This post at the Freakonomics blog talks about Air Canada’s Jazz division’s choice to remove life vests from their aircraft to reduce weight and therefore fuel consumption. This decision is effectively saying that the cost to them of providing you with a life vest (about 3¢) is not worth it. The economist blogger agrees with the decision, but correctly predicts that most people, given the choice, would rather pay 3 more pennies to have the vest with them.
What’s the lesson here? That people are not rational. This isn’t good or bad; it just is. The chance that a life vest would make a difference in the event of a plane crash is infinitesimally small – as a matter of fact, I can’t think of an example of it ever happening. But people discount small expenditures, especially when the other side of the scale holds something very valuable (like one’s life).
It’s the same phenomenon that an old friend of mine noticed in Vancouver years ago: there was a tragic apartment fire where a young girl was killed. It came out in the investigation that if her third floor bedroom had had a fire escape, she may have been able to escape. There was great hue and cry to create new fire escape legislation, which happened. The cost to society to implement those changes was huge.
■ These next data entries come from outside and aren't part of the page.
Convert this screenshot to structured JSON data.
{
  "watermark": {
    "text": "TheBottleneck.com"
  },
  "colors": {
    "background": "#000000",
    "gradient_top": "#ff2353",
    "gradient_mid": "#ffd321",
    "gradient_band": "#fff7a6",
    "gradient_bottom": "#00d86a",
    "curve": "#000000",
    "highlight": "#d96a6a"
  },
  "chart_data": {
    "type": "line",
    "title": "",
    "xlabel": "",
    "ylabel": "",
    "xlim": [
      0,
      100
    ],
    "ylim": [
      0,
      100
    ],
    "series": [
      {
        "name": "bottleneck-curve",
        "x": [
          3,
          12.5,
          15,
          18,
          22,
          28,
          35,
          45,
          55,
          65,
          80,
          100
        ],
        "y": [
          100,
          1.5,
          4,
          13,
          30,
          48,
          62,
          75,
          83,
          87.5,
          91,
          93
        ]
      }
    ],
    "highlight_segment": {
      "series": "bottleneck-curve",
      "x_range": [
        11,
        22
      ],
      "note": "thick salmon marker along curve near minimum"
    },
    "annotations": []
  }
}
My friend (who was an expert on traffic science) observed that spending that same amount of money on left turning lanes would guarantee dozens of eliminated deaths and injuries every year, whereas the fire escapes might, one day save some single person.
It’s a fact of life that we all make irrational decisions. (I buy lottery tickets, e.g., which I fully acknowledge to be a tax on the mathematically impaired.) And society as a whole is no better. That’s why any vocation that attempts to make people do something predictable (like marketing does) is always going to be an art as well as a science.